Findings of Magnetic Resonance Imaging-Guided Breast Biopsy: A Radiologic and Pathologic Correlation Study from a Single Institution
Beverly Lynch, Stephen Seiler, Gregory Moses, Sunati Sahoo. UT Southwestern Medical Center, Dallas, TX
Background: The role of Magnetic Resonance Imaging (MRI) in the diagnosis of breast diseases has rapidly evolved from its initial use of screening high-risk women to a more widespread use in women with newly diagnosed breast cancer. The sensitivity of breast MRI is high and many suspicious lesions detected by MRI will not have corresponding abnormality on mammography and ultrasound examinations. Therefore, a MRI-guided core biopsy is often performed to characterize the suspicious lesions. A detailed correlation of various suspicious categories of MRI findings with histopathology of the breast lesions is still lacking. Our goal is to study the histopathologic findings that are frequently present as abnormal enhancing lesions.

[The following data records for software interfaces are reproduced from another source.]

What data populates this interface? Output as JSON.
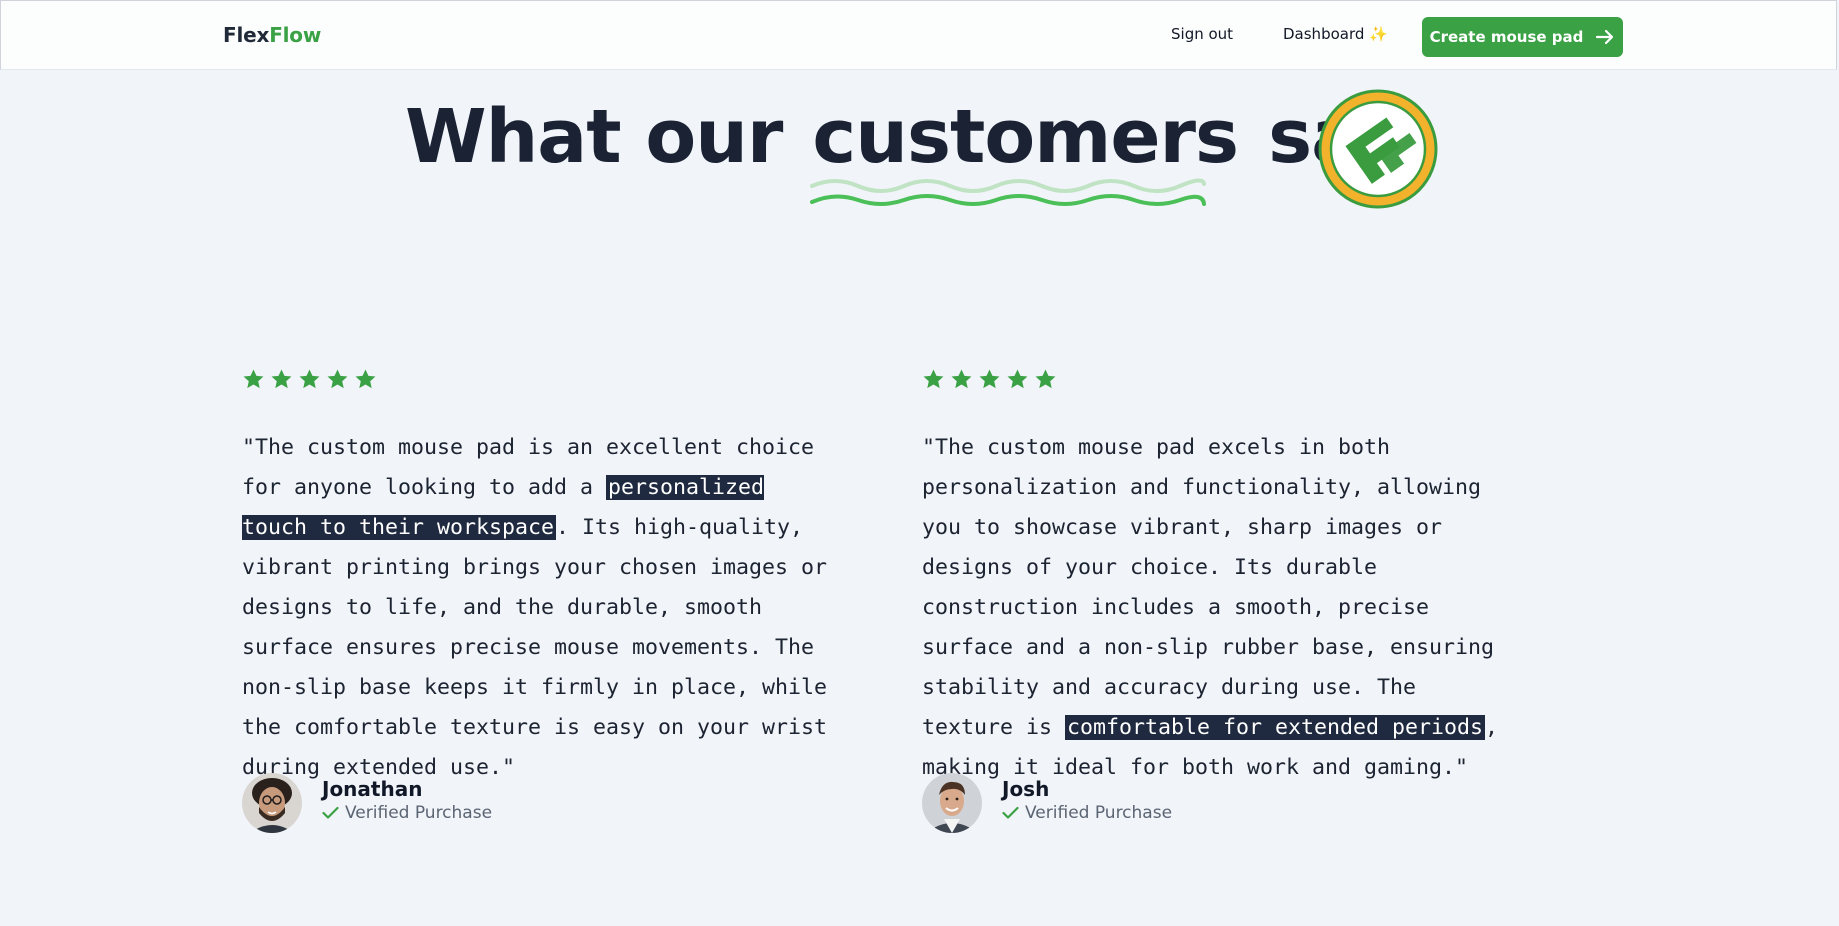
{
  "nav": {
    "logo_part1": "Flex",
    "logo_part2": "Flow",
    "sign_out": "Sign out",
    "dashboard": "Dashboard",
    "dashboard_icon": "sparkles-icon",
    "cta_label": "Create mouse pad",
    "cta_icon": "arrow-right-icon"
  },
  "heading": {
    "word1": "What our",
    "word2": "customers",
    "word3": "say",
    "badge_icon": "flexflow-logo-badge"
  },
  "colors": {
    "brand_green": "#3aa145",
    "highlight_bg": "#1f2a40",
    "page_bg": "#f1f4f9",
    "text_dark": "#1a2233",
    "badge_gold": "#f2b22c"
  },
  "reviews": [
    {
      "rating": 5,
      "quote_before": "\"The custom mouse pad is an excellent choice for anyone looking to add a ",
      "quote_highlight": "personalized touch to their workspace",
      "quote_after": ". Its high-quality, vibrant printing brings your chosen images or designs to life, and the durable, smooth surface ensures precise mouse movements. The non-slip base keeps it firmly in place, while the comfortable texture is easy on your wrist during extended use.\"",
      "name": "Jonathan",
      "verified": "Verified Purchase"
    },
    {
      "rating": 5,
      "quote_before": "\"The custom mouse pad excels in both personalization and functionality, allowing you to showcase vibrant, sharp images or designs of your choice. Its durable construction includes a smooth, precise surface and a non-slip rubber base, ensuring stability and accuracy during use. The texture is ",
      "quote_highlight": "comfortable for extended periods",
      "quote_after": ", making it ideal for both work and gaming.\"",
      "name": "Josh",
      "verified": "Verified Purchase"
    }
  ]
}
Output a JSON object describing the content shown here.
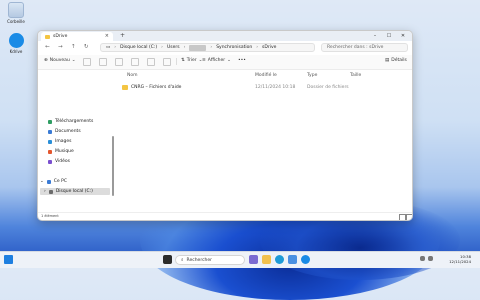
{
  "desktop": {
    "icons": [
      {
        "label": "Corbeille"
      },
      {
        "label": "Kdrive"
      }
    ]
  },
  "window": {
    "tab_title": "sDrive",
    "addr": {
      "crumbs": [
        "Disque local (C:)",
        "Users",
        "Synchronisation",
        "sDrive"
      ]
    },
    "search_placeholder": "Rechercher dans : sDrive",
    "toolbar": {
      "new_label": "Nouveau",
      "sort_label": "Trier",
      "view_label": "Afficher",
      "details_label": "Détails"
    },
    "sidebar": {
      "items": [
        "Téléchargements",
        "Documents",
        "Images",
        "Musique",
        "Vidéos"
      ],
      "pc_label": "Ce PC",
      "disk_label": "Disque local (C:)"
    },
    "columns": {
      "name": "Nom",
      "modified": "Modifié le",
      "type": "Type",
      "size": "Taille"
    },
    "rows": [
      {
        "name": "CNRG – Fichiers d'aide",
        "modified": "12/11/2024 10:18",
        "type": "Dossier de fichiers",
        "size": ""
      }
    ],
    "status": "1 élément"
  },
  "taskbar": {
    "search_label": "Rechercher",
    "time": "10:38",
    "date": "12/11/2024"
  }
}
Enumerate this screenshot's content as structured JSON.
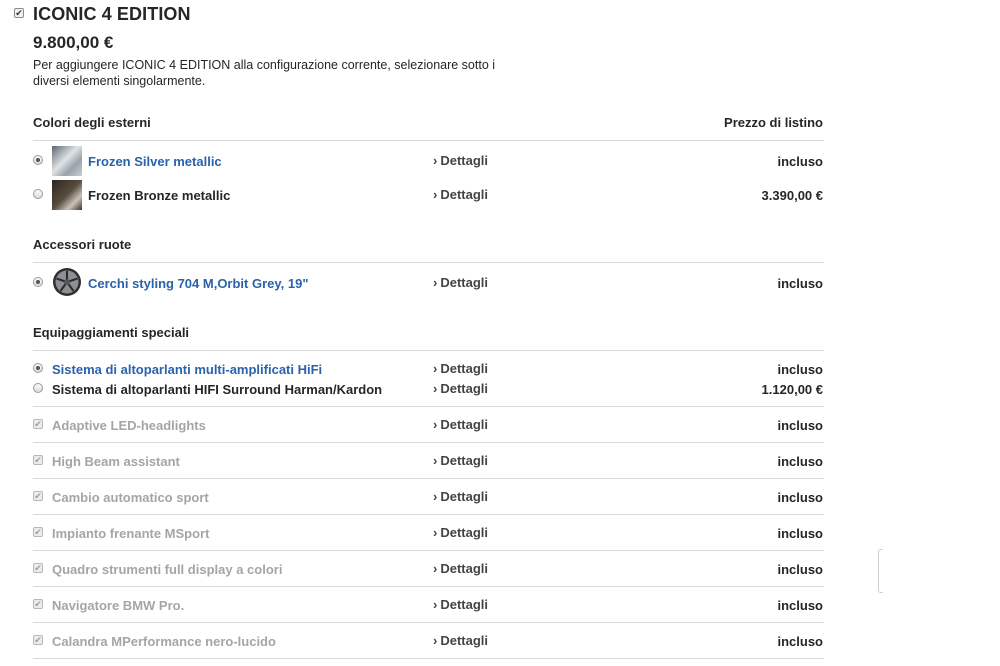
{
  "package": {
    "title": "ICONIC 4 EDITION",
    "price": "9.800,00 €",
    "description": "Per aggiungere ICONIC 4 EDITION alla configurazione corrente, selezionare sotto i diversi elementi singolarmente.",
    "checked": true
  },
  "exterior": {
    "section_label": "Colori degli esterni",
    "price_header": "Prezzo di listino",
    "items": [
      {
        "label": "Frozen Silver metallic",
        "details": "Dettagli",
        "price": "incluso",
        "selected": true
      },
      {
        "label": "Frozen Bronze metallic",
        "details": "Dettagli",
        "price": "3.390,00 €",
        "selected": false
      }
    ]
  },
  "wheels": {
    "section_label": "Accessori ruote",
    "items": [
      {
        "label": "Cerchi styling 704 M,Orbit Grey, 19\"",
        "details": "Dettagli",
        "price": "incluso",
        "selected": true
      }
    ]
  },
  "special": {
    "section_label": "Equipaggiamenti speciali",
    "radio_items": [
      {
        "label": "Sistema di altoparlanti multi-amplificati HiFi",
        "details": "Dettagli",
        "price": "incluso",
        "selected": true
      },
      {
        "label": "Sistema di altoparlanti HIFI Surround Harman/Kardon",
        "details": "Dettagli",
        "price": "1.120,00 €",
        "selected": false
      }
    ],
    "included_items": [
      {
        "label": "Adaptive LED-headlights",
        "details": "Dettagli",
        "price": "incluso"
      },
      {
        "label": "High Beam assistant",
        "details": "Dettagli",
        "price": "incluso"
      },
      {
        "label": "Cambio automatico sport",
        "details": "Dettagli",
        "price": "incluso"
      },
      {
        "label": "Impianto frenante MSport",
        "details": "Dettagli",
        "price": "incluso"
      },
      {
        "label": "Quadro strumenti full display a colori",
        "details": "Dettagli",
        "price": "incluso"
      },
      {
        "label": "Navigatore BMW Pro.",
        "details": "Dettagli",
        "price": "incluso"
      },
      {
        "label": "Calandra MPerformance nero-lucido",
        "details": "Dettagli",
        "price": "incluso"
      }
    ]
  },
  "icons": {
    "chevron": "chevron-right-icon",
    "check": "checkmark-icon",
    "silver_swatch": "silver-paint-swatch",
    "bronze_swatch": "bronze-paint-swatch",
    "wheel": "wheel-rim-icon"
  },
  "colors": {
    "link_blue": "#2a62ab",
    "text": "#262626",
    "disabled_text": "#a5a5a5",
    "divider": "#d9d9d9"
  }
}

Design: A retrospective review was conducted on all patients undergoing MRI-guided core biopsy during October 2007 to September 2012. Our study population consisted of 140 MRI-guided needle core breast biopsies performed on 130 patients. Biopsies were performed using a 1.5-Tesla Phillips MR with a 9-gauge vacuum-assisted SUROS biopsy device. Histopathologic findings of these biopsies were recorded.

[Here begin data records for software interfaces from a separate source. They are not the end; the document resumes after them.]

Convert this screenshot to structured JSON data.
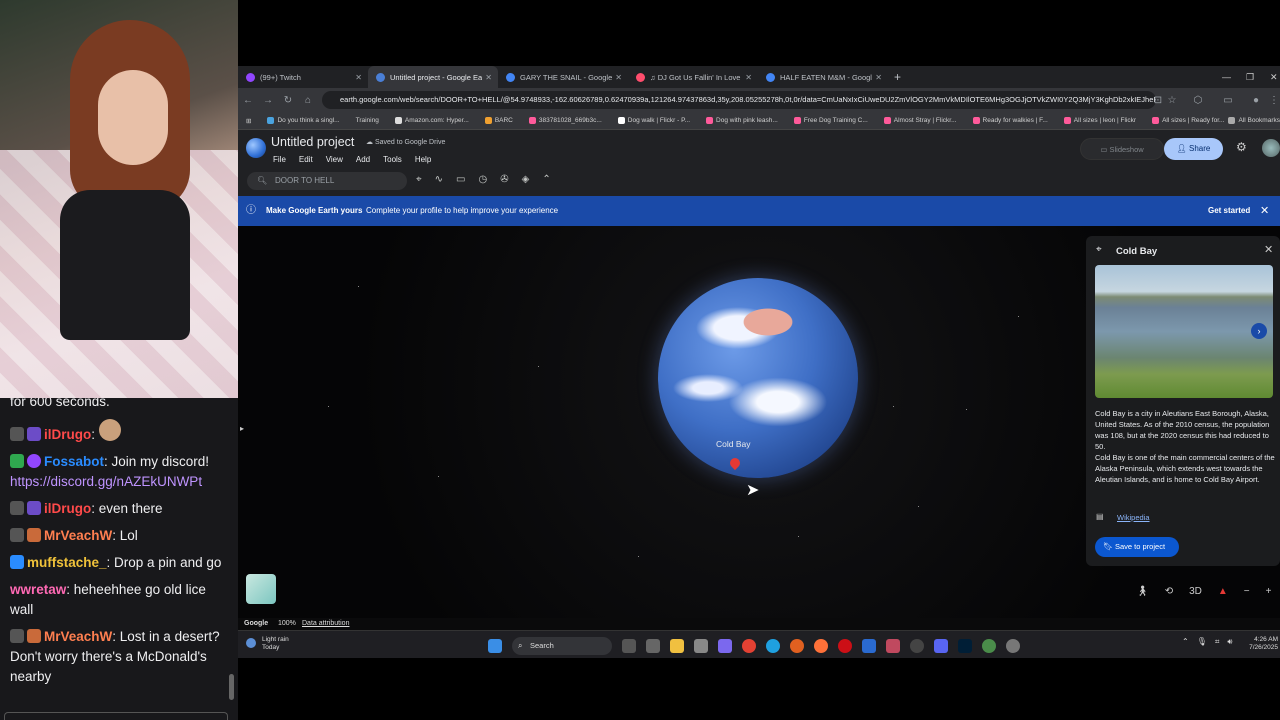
{
  "chat": {
    "partial_line": "for 600 seconds.",
    "messages": [
      {
        "user": "ilDrugo",
        "user_color": "#ff4a4a",
        "text": ":"
      },
      {
        "user": "Fossabot",
        "user_color": "#2a8cff",
        "text": ": Join my discord!",
        "link": "https://discord.gg/nAZEkUNWPt"
      },
      {
        "user": "ilDrugo",
        "user_color": "#ff4a4a",
        "text": ": even there"
      },
      {
        "user": "MrVeachW",
        "user_color": "#ff7f50",
        "text": ": Lol"
      },
      {
        "user": "muffstache_",
        "user_color": "#f0c23a",
        "text": ": Drop a pin and go"
      },
      {
        "user": "wwretaw",
        "user_color": "#ff69b4",
        "text": ": heheehhee go old lice wall"
      },
      {
        "user": "MrVeachW",
        "user_color": "#ff7f50",
        "text": ": Lost in a desert? Don't worry there's a McDonald's nearby"
      }
    ]
  },
  "browser": {
    "tabs": [
      {
        "label": "(99+) Twitch",
        "color": "#9146ff"
      },
      {
        "label": "Untitled project - Google Earth",
        "color": "#4a7fd6"
      },
      {
        "label": "GARY THE SNAIL - Google Search",
        "color": "#4285f4"
      },
      {
        "label": "♫ DJ Got Us Fallin' In Love | Us",
        "color": "#ff4d6d"
      },
      {
        "label": "HALF EATEN M&M - Google Search",
        "color": "#4285f4"
      }
    ],
    "new_tab": "+",
    "url": "earth.google.com/web/search/DOOR+TO+HELL/@54.9748933,-162.60626789,0.62470939a,121264.97437863d,35y,208.05255278h,0t,0r/data=CmUaNxIxCiUweDU2ZmVlOGY2MmVkMDIlOTE6MHg3OGJjOTVkZWI0Y2Q3MjY3KghDb2xkIEJheRgCIAEiJgokCdRm...",
    "bookmarks": [
      "Do you think a singl...",
      "Training",
      "Amazon.com: Hyper...",
      "BARC",
      "383781028_669b3c...",
      "Dog walk | Flickr - P...",
      "Dog with pink leash...",
      "Free Dog Training C...",
      "Almost Stray | Flickr...",
      "Ready for walkies | F...",
      "All sizes | leon | Flickr",
      "All sizes | Ready for...",
      "All Bookmarks"
    ]
  },
  "earth": {
    "title": "Untitled project",
    "saved_status": "Saved to Google Drive",
    "menu": [
      "File",
      "Edit",
      "View",
      "Add",
      "Tools",
      "Help"
    ],
    "search_value": "DOOR TO HELL",
    "slideshow_label": "Slideshow",
    "share_label": "Share",
    "banner": {
      "title": "Make Google Earth yours",
      "text": "Complete your profile to help improve your experience",
      "action": "Get started"
    },
    "map_label": "Cold Bay",
    "panel": {
      "title": "Cold Bay",
      "description_1": "Cold Bay is a city in Aleutians East Borough, Alaska, United States. As of the 2010 census, the population was 108, but at the 2020 census this had reduced to 50.",
      "description_2": "Cold Bay is one of the main commercial centers of the Alaska Peninsula, which extends west towards the Aleutian Islands, and is home to Cold Bay Airport.",
      "source_link": "Wikipedia",
      "save_label": "Save to project"
    },
    "view_mode": "3D",
    "footer": {
      "brand": "Google",
      "zoom": "100%",
      "attribution": "Data attribution"
    }
  },
  "taskbar": {
    "weather_condition": "Light rain",
    "weather_day": "Today",
    "search_label": "Search",
    "time": "4:26 AM",
    "date": "7/26/2025"
  }
}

Results: Overall, 25 of 140 (18%) of our MRI-guided breast biopsies were malignant, 16 of 140 (12%) were atypical epithelial hyperplasia, 99 of 140 (71%) were benign. Of the 30 malignant cases, 12 were invasive ductal carcinomas, 4 infiltrating lobular carcinomas, and 9 ductal carcinoma in situ. Of the 16 atypical epithelial hyperplasia, 3 were ADH and 12 were atypical lobular hyperplasia/lobular carcinoma in-situ. All atypical hyperplasias were associated with other benign changes. Interestingly, columnar cell changes accounted for 40% of the benign lesions.

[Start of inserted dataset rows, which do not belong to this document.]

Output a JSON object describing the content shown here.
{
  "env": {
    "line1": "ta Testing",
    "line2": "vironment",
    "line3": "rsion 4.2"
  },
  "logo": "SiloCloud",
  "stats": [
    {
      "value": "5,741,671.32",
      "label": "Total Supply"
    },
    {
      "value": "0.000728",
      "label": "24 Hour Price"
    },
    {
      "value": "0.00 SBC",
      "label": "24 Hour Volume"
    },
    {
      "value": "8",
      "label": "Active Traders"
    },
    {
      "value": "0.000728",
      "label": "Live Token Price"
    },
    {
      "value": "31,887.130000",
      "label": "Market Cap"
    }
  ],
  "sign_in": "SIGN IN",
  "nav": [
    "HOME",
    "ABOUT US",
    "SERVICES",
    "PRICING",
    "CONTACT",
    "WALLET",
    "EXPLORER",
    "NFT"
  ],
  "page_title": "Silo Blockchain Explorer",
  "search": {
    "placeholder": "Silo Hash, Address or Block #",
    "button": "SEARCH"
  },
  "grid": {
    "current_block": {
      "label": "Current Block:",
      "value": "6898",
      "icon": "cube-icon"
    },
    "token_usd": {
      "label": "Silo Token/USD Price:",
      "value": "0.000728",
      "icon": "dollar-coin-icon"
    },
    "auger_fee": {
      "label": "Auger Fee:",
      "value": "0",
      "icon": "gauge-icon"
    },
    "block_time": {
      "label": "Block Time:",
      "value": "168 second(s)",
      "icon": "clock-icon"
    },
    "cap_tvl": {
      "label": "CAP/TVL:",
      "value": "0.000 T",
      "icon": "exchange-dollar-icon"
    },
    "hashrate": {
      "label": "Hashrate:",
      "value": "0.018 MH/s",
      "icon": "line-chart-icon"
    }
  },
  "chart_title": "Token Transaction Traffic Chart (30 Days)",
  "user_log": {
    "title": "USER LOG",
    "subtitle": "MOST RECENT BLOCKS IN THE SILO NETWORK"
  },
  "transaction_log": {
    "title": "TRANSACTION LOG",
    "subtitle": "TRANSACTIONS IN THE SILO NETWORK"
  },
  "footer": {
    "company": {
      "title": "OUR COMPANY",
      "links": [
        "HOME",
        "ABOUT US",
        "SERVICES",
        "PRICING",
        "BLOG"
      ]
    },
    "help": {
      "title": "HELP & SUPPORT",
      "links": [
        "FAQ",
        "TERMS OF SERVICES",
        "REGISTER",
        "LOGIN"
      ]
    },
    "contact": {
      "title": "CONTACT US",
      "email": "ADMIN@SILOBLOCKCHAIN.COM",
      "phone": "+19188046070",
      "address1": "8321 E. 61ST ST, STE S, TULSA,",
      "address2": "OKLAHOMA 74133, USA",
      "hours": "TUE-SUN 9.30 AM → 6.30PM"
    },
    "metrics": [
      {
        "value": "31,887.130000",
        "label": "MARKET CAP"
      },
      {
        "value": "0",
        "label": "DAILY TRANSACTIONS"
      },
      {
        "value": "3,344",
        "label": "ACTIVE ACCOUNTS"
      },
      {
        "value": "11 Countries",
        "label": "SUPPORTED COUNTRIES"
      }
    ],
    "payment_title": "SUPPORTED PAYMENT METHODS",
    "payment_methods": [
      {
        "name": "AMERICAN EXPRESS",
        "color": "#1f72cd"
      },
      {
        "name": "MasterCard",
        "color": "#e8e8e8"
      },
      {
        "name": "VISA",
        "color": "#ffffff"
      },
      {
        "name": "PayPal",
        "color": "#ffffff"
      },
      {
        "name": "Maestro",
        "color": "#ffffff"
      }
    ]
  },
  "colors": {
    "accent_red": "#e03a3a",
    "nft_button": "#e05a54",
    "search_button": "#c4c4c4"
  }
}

Conclusions: Majority (71%) of our MRI-guided biopsy yielded benign diagnoses; only 18% of the sampled lesions were clinically significant (invasive carcinoma and DCIS). Columnar cell changes are frequently identified within the enhancing lesions. Additional studies focusing on the pattern of enhancement seen in MRI on certain benign and malignant lesions may help to subcategorize lesions for MRI-guided biopsy.
Monday, March 4, 2013 1:30 PM
Proffered Papers: Section B, Monday Afternoon